Some viewers seemed displeased that Ling Yi fell so hard for Shi Yi, and yet Shi Yi kept her distance for a long time. She didn’t even seem to have feelings for him, and she was quick to allow herself to be manipulated into thinking he was responsible for her mother’s death. Even once she started acting on her romantic feelings for him, Ling Yi still pined and pined, torturing himself with the question of whether she actually loved him or simply felt grateful toward him.

But why should Shi Yi, who never wanted to be married in the first place and who accepted the marriage and took on the burden of main wife with aplomb, even in the face of hostile in-laws and scheming from the harem, why should she fall for Ling Yi in the first place?

Because he’s nice to her? Because he respects her? Because he loves her?

Not good enough.

This seems just like Ling Yi fears, that she’s actually just confusing her feeling of gratitude with feelings of love.

In part, this is due to her lack of previous relationships. She has nothing to compare her feelings to, so of course she flounders when trying to understand them.
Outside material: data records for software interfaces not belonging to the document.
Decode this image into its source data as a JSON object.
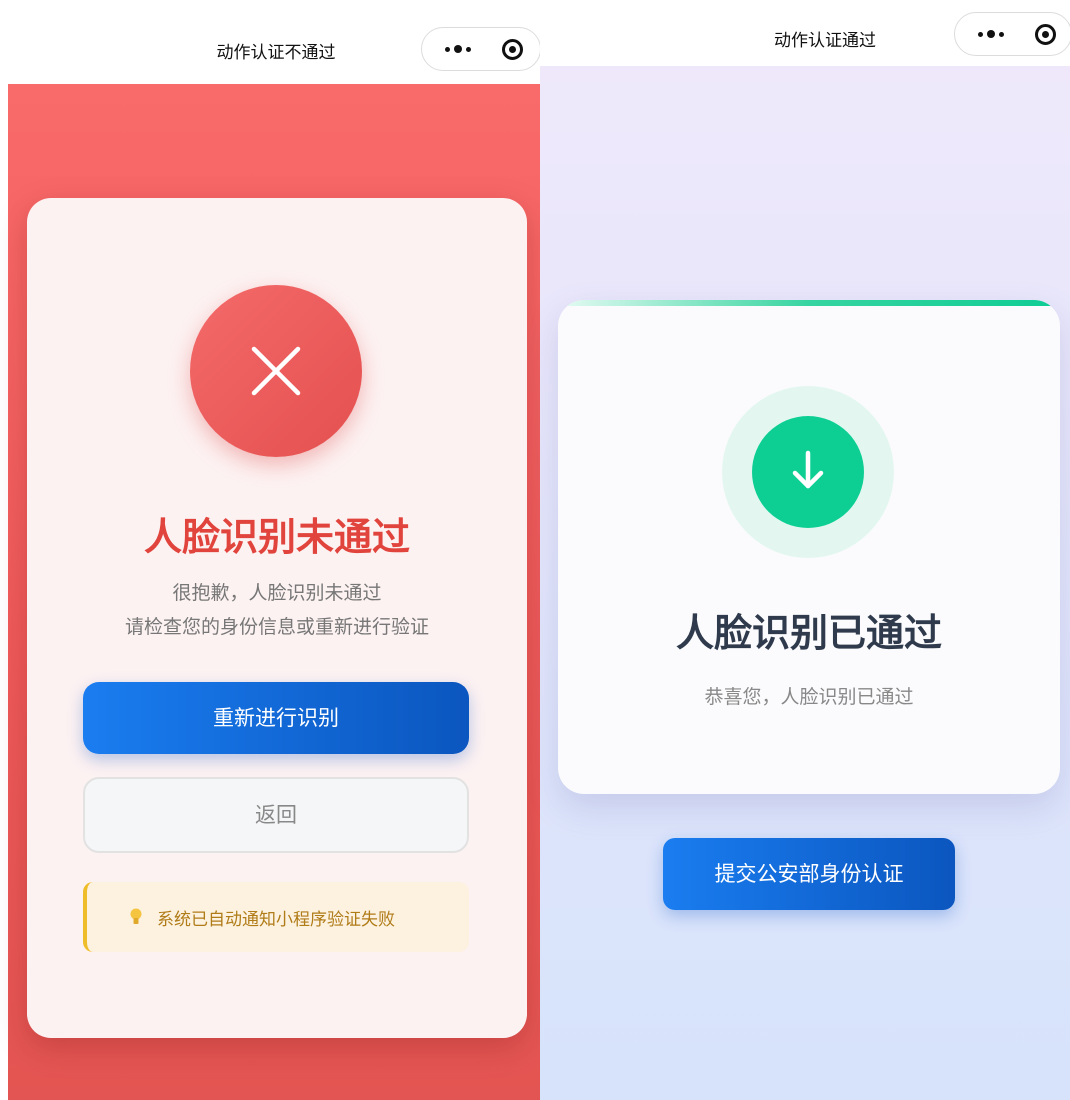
{
  "left_screen": {
    "nav": {
      "title": "动作认证不通过"
    },
    "status_icon": "close-icon",
    "title": "人脸识别未通过",
    "message_line1": "很抱歉，人脸识别未通过",
    "message_line2": "请检查您的身份信息或重新进行验证",
    "retry_label": "重新进行识别",
    "back_label": "返回",
    "notice": {
      "icon": "lightbulb-icon",
      "text": "系统已自动通知小程序验证失败"
    },
    "colors": {
      "background": "#f96a6a",
      "title": "#e0443c",
      "primary_button": "#1a7df0",
      "notice_bg": "#fdf1df",
      "notice_border": "#f0bd2a"
    }
  },
  "right_screen": {
    "nav": {
      "title": "动作认证通过"
    },
    "status_icon": "arrow-down-icon",
    "title": "人脸识别已通过",
    "message": "恭喜您，人脸识别已通过",
    "submit_label": "提交公安部身份认证",
    "colors": {
      "accent": "#0fcc94",
      "title": "#2f3b4d",
      "primary_button": "#1a7df0"
    }
  },
  "capsule_icons": [
    "more-icon",
    "target-icon"
  ]
}
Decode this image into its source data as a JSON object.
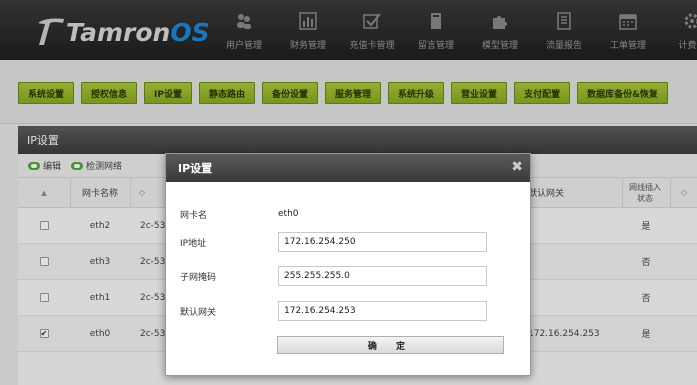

But more than that, much more than that, is the fact that the relationship is too unbalanced for us (or them) to believe that she can even truly separate feelings of gratitude and love.

An employee in a relationship with a boss. A student in a relationship with a teacher.

You cannot divorce romantic feelings from the power dynamic.

Similarly, stay-at-home mothers who become destitute after a divorce because they lack independent funds and who can’t easily find a new job because they lack the expected experience. How many (mostly) women stay in unhappy relationships simply because they know they can’t afford to leave it? Too many.

Ling Yi is a good man. He treats all of his concubines respectfully (if only respectfully) and he sticks to his values and works hard in court to rid it of corruption and help the populace. He also does all kinds of swoon-worthy things for Shi Yi.

But still, it wasn’t until he told her to keep the divorce agreement that I believed in their relationship whole heartedly.

This was a beautiful decision from the scriptwriters.

Shi Yi has finally fallen for Ling Yi. They have been through more than 40 episodes of tribulations together and made it through stronger for it. They have the utmost trust in each other and Shi Yi is planning to rip up her divorce agreement.

But Ling Yi stops her.

He tells her to keep it.

It’s such a small thing, but it is so powerful.

It doesn’t matter if he is trustworthy. It doesn’t matter if they love each other. It doesn’t matter if they have the utmost faith in one another and their relationship.

It isn’t a true relationship until it is balanced, and it can’t be balanced until Shi Yi has the agency to leave it.

That she chooses to stay is what makes it a true happily-ever-after.